The word "mutations" may appear in some of the lines below. State how many lines contain it, and write only that number.

RECORDS SUPPLIED: Begin

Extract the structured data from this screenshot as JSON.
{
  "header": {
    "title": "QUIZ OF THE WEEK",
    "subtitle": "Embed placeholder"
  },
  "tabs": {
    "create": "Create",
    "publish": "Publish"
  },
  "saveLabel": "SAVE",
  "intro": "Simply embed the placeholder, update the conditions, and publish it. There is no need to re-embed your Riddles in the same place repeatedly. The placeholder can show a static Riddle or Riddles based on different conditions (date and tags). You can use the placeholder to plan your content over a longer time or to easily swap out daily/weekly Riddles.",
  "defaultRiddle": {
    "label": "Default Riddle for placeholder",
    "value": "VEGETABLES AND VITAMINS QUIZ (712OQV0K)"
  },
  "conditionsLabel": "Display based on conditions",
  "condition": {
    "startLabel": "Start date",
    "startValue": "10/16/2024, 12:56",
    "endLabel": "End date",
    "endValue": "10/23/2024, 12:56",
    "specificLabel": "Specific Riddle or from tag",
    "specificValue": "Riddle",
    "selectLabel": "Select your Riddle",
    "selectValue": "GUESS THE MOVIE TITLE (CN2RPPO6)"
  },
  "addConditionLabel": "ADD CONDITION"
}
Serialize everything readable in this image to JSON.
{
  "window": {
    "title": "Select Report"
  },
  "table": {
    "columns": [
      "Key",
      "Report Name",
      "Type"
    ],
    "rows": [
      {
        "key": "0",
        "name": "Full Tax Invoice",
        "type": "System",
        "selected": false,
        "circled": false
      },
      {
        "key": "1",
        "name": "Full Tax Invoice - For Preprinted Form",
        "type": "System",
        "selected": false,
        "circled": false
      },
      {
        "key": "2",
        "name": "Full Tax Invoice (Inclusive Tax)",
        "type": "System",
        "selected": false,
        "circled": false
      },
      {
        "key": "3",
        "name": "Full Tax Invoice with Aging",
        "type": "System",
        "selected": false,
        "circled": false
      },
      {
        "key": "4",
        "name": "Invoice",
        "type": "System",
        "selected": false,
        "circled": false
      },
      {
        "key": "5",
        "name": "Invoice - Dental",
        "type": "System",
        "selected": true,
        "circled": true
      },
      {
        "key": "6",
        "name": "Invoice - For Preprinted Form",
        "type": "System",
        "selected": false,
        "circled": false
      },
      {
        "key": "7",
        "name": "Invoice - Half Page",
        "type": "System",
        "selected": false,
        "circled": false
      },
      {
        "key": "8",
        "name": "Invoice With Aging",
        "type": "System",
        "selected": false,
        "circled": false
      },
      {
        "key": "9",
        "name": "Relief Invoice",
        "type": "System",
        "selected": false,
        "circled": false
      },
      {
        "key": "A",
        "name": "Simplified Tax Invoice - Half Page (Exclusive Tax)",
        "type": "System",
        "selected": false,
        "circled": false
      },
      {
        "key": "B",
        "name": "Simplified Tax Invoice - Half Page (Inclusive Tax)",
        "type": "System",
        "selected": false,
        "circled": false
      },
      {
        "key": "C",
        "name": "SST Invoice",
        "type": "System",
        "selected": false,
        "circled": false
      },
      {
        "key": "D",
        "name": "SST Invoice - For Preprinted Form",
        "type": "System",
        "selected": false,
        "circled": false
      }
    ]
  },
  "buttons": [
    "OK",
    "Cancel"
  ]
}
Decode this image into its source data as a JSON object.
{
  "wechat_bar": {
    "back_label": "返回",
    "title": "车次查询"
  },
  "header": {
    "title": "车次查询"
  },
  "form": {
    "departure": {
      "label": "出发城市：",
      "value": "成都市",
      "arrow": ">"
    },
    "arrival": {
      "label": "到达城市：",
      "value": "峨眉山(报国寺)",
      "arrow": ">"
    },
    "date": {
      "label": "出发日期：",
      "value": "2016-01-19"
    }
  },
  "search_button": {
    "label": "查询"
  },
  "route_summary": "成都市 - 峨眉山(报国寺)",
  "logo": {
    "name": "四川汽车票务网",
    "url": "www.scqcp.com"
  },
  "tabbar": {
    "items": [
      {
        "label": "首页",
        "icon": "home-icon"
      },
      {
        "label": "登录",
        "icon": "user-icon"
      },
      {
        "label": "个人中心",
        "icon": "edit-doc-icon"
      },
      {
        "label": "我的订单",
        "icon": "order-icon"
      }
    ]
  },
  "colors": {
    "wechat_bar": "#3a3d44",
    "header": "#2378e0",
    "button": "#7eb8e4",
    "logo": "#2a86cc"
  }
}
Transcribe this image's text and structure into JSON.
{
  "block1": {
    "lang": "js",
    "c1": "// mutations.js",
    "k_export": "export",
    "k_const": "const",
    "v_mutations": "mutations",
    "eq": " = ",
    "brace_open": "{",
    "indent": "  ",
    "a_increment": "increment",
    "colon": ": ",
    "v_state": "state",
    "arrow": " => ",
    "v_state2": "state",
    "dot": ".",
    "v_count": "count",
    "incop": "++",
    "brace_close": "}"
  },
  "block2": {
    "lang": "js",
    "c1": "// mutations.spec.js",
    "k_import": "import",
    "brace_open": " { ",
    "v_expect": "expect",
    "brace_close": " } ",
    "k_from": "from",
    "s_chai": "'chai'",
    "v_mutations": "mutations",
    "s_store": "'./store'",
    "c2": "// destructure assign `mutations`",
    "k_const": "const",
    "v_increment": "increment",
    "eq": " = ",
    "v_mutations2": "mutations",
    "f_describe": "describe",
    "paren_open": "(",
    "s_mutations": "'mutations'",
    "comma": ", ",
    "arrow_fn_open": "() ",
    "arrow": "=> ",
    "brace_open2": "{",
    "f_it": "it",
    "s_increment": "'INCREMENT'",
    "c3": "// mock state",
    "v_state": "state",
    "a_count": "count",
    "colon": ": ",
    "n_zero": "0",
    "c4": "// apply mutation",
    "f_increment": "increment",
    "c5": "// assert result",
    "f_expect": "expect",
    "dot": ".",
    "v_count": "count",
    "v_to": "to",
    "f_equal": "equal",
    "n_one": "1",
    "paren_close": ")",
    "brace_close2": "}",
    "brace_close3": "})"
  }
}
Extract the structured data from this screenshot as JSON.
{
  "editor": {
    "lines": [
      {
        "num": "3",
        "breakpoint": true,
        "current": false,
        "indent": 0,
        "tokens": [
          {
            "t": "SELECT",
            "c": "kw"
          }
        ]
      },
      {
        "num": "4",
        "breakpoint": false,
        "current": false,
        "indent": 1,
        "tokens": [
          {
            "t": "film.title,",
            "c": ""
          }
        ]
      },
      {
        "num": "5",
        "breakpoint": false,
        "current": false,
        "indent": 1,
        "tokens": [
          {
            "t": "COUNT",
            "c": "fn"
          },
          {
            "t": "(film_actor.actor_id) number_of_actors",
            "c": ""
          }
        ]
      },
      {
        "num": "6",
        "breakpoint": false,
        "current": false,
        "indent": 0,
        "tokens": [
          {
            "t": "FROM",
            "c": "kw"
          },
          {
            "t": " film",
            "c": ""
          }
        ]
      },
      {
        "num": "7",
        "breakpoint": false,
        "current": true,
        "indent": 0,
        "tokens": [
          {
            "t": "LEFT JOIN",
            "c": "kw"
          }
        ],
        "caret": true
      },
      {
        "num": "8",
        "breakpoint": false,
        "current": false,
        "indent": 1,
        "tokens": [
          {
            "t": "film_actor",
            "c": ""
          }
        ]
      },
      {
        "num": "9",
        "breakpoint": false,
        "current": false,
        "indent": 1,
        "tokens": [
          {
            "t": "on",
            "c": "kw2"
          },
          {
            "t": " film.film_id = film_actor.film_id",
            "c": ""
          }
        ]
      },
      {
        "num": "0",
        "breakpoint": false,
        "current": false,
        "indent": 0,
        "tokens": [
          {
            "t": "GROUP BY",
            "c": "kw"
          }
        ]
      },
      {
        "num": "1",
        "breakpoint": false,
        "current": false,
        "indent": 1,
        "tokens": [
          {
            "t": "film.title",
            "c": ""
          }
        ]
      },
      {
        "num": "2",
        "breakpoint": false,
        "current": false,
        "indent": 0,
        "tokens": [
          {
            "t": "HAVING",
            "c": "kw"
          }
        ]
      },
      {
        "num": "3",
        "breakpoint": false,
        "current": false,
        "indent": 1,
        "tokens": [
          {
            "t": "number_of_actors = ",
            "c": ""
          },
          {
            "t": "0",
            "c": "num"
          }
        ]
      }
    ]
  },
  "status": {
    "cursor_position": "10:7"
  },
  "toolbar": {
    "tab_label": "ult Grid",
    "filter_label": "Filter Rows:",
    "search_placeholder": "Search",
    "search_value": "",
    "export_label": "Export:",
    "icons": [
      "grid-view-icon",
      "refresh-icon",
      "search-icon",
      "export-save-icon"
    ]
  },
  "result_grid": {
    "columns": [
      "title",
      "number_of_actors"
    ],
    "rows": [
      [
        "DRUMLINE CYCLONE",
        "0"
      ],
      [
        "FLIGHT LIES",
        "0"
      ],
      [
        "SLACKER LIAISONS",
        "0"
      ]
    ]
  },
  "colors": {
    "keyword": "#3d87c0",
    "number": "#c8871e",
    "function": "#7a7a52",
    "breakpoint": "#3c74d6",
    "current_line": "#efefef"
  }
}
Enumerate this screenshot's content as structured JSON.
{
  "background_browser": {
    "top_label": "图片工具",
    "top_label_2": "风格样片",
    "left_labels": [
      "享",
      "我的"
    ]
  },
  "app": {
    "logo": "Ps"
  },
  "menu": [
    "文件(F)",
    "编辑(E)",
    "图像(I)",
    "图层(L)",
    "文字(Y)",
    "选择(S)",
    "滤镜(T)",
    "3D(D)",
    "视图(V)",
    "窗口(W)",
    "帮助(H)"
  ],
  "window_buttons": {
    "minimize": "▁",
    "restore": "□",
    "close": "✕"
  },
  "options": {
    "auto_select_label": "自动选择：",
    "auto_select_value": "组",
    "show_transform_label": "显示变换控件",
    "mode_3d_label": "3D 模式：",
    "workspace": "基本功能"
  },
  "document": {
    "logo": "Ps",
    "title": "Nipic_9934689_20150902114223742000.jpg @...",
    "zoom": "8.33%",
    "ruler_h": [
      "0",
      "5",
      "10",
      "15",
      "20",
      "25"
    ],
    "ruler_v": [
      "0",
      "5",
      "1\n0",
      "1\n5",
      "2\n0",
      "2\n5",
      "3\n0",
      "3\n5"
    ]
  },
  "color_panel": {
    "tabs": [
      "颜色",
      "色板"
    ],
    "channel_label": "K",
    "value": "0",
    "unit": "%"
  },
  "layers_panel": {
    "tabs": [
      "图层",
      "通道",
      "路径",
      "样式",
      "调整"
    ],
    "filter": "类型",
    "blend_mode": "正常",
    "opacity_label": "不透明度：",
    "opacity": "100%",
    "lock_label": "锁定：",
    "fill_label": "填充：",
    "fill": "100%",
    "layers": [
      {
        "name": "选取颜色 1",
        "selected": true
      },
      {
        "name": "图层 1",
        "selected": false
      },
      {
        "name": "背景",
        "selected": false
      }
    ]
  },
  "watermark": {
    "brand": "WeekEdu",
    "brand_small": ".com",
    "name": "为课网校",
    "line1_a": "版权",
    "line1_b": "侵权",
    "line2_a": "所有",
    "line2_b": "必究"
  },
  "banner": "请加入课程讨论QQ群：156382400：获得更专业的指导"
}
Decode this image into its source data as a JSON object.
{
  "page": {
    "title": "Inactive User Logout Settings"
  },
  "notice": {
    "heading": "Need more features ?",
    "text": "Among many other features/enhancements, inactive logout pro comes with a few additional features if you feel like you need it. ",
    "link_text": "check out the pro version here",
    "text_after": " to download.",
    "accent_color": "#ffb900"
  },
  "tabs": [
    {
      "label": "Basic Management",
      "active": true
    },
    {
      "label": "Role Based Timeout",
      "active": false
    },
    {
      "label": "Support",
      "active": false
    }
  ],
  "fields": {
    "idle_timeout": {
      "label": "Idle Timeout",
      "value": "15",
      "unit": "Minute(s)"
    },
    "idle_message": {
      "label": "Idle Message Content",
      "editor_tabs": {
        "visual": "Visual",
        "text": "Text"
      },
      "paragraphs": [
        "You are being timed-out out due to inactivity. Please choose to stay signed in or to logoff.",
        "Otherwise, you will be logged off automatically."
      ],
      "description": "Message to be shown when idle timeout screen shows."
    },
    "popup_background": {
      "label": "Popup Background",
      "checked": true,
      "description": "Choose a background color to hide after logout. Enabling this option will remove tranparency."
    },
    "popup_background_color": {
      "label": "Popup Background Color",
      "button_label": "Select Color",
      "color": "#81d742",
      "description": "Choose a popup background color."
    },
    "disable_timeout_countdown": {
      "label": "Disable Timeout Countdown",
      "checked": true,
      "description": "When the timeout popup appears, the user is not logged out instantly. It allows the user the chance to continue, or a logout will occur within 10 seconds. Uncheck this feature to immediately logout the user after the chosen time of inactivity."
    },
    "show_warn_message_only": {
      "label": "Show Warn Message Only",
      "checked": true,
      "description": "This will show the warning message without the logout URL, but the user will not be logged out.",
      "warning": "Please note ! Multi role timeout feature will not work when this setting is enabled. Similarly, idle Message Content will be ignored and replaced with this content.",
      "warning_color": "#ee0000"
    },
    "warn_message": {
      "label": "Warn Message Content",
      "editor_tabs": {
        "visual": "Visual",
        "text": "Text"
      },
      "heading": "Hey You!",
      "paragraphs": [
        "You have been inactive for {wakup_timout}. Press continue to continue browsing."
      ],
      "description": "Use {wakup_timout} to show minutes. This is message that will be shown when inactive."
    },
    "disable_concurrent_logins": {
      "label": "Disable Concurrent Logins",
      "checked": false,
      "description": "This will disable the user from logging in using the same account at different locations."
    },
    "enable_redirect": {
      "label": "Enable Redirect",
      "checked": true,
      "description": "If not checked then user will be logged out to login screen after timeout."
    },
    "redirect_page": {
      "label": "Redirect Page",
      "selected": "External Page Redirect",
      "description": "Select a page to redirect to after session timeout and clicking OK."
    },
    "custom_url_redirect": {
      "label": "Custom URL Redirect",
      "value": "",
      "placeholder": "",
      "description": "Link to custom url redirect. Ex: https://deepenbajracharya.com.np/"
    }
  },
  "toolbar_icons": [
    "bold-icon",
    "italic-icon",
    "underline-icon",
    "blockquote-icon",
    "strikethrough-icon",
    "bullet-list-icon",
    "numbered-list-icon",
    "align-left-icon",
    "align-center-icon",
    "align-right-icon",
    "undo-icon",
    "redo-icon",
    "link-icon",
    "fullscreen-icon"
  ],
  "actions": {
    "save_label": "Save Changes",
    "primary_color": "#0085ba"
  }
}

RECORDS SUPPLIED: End

◆ YOUR SOLUTION
7